Just like your normal support and resistance levels, pivot point levels won’t hold forever.
Using pivot points for range trading will work, but not all the time. In those times that these levels fail to hold, you should have some tools ready to take advantage of the situation!
As we showed you earlier, there are two main ways to trade breakouts: the aggressive way or the safe way.
Either method will work just fine. Just always remember that if you take the safe way, which means waiting for a retest of support or resistance, you may miss out on the initial move.
Let’s take a look at a chart to see potential breakout trades using pivot points. Below is a 15-minute chart of EUR/USD.
Here we see EUR/USD made a strong rally throughout the day. We see that EUR/USD opened by gapping up above the pivot point. Price made a strong move up, before pausing slightly at R1.

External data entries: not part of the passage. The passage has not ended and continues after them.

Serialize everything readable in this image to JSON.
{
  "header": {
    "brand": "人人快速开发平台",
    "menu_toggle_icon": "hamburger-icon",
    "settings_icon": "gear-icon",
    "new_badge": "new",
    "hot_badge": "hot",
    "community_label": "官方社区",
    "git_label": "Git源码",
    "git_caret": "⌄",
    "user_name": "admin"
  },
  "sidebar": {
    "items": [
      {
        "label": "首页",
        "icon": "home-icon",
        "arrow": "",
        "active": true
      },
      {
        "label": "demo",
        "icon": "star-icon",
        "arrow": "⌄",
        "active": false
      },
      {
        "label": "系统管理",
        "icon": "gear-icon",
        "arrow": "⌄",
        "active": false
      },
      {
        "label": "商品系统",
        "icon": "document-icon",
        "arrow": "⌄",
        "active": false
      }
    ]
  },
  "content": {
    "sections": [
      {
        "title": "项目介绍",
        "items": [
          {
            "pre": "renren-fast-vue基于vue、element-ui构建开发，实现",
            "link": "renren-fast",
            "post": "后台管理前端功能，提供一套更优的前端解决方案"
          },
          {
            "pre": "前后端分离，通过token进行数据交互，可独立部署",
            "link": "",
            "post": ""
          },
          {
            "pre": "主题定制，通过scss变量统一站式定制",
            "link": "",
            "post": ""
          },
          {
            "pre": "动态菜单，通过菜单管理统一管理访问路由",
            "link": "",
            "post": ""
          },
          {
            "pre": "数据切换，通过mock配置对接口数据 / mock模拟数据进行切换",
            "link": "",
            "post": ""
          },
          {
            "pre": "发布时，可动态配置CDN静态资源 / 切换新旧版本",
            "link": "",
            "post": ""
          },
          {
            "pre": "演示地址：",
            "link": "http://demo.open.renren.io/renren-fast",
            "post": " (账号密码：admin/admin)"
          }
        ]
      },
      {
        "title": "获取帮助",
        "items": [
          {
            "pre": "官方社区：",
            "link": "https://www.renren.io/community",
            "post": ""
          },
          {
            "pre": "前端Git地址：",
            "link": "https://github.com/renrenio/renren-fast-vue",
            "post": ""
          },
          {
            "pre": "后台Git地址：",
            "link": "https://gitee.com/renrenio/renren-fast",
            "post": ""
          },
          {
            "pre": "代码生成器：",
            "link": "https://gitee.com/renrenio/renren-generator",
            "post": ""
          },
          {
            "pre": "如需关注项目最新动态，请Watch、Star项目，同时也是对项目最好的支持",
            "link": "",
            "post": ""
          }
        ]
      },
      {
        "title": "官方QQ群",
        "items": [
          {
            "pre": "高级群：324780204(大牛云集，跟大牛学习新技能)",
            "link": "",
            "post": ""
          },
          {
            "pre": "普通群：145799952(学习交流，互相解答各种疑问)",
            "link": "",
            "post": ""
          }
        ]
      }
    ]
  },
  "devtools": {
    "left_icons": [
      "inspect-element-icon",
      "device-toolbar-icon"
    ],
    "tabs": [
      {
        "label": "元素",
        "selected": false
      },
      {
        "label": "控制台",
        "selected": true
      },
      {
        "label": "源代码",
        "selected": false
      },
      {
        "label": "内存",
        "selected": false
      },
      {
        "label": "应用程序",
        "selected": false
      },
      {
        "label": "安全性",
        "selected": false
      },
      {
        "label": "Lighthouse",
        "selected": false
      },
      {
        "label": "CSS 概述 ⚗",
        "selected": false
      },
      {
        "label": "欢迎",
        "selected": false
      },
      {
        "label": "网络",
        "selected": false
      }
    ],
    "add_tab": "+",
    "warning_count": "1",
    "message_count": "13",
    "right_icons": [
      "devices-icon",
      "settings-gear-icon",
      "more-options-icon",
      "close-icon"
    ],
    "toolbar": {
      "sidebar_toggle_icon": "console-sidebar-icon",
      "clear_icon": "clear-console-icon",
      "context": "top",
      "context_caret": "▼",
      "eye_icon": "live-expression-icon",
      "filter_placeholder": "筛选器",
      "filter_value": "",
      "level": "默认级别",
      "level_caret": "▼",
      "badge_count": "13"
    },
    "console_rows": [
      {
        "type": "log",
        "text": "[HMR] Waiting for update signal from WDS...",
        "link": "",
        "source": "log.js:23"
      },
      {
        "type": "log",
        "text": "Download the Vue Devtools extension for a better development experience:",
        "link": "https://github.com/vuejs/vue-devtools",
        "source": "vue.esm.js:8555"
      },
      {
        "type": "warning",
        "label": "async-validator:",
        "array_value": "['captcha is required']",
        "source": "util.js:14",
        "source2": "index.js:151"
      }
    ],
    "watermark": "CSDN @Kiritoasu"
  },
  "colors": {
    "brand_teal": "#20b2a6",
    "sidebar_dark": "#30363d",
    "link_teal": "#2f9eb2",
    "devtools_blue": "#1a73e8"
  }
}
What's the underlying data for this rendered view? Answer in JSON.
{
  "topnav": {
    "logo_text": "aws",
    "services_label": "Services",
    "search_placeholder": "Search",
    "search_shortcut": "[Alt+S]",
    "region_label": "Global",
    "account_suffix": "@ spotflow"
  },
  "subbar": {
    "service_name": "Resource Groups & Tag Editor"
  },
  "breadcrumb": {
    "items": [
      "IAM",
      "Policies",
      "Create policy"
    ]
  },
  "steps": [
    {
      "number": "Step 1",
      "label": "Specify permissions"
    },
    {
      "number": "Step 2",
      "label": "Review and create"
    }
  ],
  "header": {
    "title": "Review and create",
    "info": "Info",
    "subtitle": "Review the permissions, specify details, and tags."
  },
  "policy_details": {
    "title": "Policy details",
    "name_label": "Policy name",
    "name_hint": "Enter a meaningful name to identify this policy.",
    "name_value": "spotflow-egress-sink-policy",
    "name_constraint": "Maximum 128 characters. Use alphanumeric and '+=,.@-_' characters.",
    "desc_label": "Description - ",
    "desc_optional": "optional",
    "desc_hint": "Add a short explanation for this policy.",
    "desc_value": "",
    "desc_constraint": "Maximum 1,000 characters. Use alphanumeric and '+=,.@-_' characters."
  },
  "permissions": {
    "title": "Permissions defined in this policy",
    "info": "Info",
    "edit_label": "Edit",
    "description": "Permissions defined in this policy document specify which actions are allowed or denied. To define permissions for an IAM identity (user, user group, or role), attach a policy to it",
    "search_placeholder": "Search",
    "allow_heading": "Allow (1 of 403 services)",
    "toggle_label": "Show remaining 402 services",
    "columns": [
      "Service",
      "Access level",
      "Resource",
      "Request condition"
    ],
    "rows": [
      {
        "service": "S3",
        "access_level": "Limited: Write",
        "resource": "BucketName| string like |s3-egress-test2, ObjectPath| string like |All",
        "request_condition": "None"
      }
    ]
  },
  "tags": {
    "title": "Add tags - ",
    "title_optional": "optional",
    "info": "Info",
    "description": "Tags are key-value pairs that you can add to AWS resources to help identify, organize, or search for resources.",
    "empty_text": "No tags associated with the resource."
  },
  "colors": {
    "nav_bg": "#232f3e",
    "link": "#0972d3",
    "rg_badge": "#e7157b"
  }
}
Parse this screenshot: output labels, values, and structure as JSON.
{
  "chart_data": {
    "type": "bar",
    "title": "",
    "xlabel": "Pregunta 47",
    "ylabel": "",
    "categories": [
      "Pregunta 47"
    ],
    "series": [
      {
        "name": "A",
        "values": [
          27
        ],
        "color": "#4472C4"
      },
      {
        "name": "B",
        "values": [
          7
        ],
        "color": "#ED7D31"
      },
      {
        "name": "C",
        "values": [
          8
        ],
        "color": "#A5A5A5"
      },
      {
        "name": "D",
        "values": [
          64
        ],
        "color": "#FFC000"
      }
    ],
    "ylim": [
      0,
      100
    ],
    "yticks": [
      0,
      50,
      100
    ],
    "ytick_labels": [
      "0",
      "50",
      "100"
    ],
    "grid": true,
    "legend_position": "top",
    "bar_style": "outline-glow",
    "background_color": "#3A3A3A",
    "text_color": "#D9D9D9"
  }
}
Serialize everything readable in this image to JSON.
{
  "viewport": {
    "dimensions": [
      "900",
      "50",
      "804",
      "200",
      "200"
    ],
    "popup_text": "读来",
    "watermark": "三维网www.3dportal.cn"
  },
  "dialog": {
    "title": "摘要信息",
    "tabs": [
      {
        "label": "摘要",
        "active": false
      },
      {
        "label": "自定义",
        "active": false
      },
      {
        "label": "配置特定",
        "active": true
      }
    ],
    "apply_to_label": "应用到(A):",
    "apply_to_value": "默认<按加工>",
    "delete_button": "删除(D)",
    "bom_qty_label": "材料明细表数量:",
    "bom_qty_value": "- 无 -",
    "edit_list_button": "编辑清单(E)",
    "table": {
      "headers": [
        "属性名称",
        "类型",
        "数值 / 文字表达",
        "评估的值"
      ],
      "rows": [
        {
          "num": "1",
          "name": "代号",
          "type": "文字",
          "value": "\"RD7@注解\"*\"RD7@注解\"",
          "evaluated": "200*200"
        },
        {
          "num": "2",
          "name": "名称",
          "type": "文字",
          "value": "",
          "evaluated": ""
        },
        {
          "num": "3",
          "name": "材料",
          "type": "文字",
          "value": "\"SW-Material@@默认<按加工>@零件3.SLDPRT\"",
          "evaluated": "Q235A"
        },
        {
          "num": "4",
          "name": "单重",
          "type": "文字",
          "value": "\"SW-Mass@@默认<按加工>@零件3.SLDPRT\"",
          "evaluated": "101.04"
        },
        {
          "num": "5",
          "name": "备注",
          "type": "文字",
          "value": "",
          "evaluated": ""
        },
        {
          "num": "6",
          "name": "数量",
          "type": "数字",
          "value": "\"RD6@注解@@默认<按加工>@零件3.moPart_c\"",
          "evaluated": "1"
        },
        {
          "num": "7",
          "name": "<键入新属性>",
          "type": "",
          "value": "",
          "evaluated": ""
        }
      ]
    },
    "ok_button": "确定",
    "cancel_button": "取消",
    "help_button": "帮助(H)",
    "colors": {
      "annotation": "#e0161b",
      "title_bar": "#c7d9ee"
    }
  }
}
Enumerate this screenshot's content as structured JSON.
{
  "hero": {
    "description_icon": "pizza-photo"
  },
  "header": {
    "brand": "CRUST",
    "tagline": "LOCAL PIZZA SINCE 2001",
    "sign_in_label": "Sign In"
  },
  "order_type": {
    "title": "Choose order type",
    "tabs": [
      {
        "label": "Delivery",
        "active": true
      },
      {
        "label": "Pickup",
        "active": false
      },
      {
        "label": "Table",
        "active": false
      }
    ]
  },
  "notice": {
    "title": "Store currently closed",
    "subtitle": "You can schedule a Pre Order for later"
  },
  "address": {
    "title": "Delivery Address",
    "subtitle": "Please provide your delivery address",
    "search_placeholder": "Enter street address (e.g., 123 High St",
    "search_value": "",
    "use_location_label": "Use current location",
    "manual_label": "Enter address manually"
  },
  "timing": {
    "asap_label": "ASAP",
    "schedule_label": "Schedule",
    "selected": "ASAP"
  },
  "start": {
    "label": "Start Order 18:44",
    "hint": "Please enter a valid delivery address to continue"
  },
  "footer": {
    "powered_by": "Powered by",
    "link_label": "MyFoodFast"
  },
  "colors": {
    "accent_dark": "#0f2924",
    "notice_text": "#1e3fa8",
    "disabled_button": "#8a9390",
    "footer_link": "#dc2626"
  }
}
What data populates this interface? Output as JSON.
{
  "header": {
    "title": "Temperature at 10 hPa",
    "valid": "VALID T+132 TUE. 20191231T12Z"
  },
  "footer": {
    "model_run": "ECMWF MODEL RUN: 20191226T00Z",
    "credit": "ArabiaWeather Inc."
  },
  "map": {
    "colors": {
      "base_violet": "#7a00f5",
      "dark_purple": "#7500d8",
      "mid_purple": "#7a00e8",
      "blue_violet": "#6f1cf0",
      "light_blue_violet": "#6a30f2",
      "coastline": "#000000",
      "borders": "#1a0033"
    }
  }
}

Eventually, resistance broke and the pair jumped up by 50 pips!
If you had taken the aggressive method, you would have caught the initial move and been celebrating like you just won the Super Bowl.
On the other hand, if you had taken the safe way and waited for a retest, you would have been one sad little trader. The price did not retest after breaking R1. In fact, the same thing happened for both R1 and R2!
Notice how EUR/USD bulls tried to make a run for R3 as well.
However, if you had taken the aggressive method, you would have gotten caught up in a fake out as the price failed to sustain the initial break. If your stop was too tight, then you would have gotten stopped out.
Later on though, you’ll see that the price eventually broke through. Notice how there was also a retest of the broken resistance line.
Also, observe how when the pair reversed later in the day and broke down past R3. There was an opportunity to take a short on the retest of resistance-turned support – turned resistance (read that again if you have to!).
Remember that, when support levels break, they usually turn into resistance levels.
This concept of “role reversal” also applies for broken resistance levels which become support levels. These would have been good opportunities to take the “I think I’ll play it safe” method.
Placing stops and targets with breakouts
One of the difficult things about taking breakout trades is picking a spot to place your stop. Unlike range trading where you are looking for breaks of pivot point support and resistance levels, you are looking for strong fast moves.
Once a level breaks, in theory, that level will likely become “support-turned-resistance” or “resistance-turned-support.”
If you were going long and price broke R1, you could place your stop just below R1.
Let’s go back to that EUR/USD chart to see where you could place your stops.
As for setting targets, you would typically aim for the next pivot point support or resistance level as your take profit point. It’s very rare that price will break past all the pivot point levels, unless a big economic event or surprise news comes out.
Let’s go back to that EUR/USD chart to see where you would put those stops and take profit points.
In this example, once you saw price break R1, you would have set your stop just below R1. If you believed that price would continue to rise, you could keep your position and move your stop manually to see if move would continue. You’d have to watch carefully and adjust accordingly. You’ll learn more about this in later lessons.
As with any method or indicator, you have to be aware of the risks with taking breakout trades.
First of all, you have no idea whether or not the move will continue. You might enter thinking that price will continue to rise, but instead you catch a top or bottom, which means that you’ve been faked out!
Second, you won’t be sure if it’s a true breakout, or just wild moves caused by the release of important news. Spikes in volatility are a common occurrence during news events, so be sure to keep up with breaking news and be aware of what’s on the forex calendar for the day or week.
Lastly, just like in range trading, it would be best to pop on other key support and resistance levels. You might be thinking that R1 is breaking, but you failed to notice a strong resistance level just past R1. Price may break past R1, test the resistance and just fall back down.
You should make use of your knowledge of support and resistance, candlestick patterns, and momentum indicators to help you give stronger signals as to whether the break is for real or not.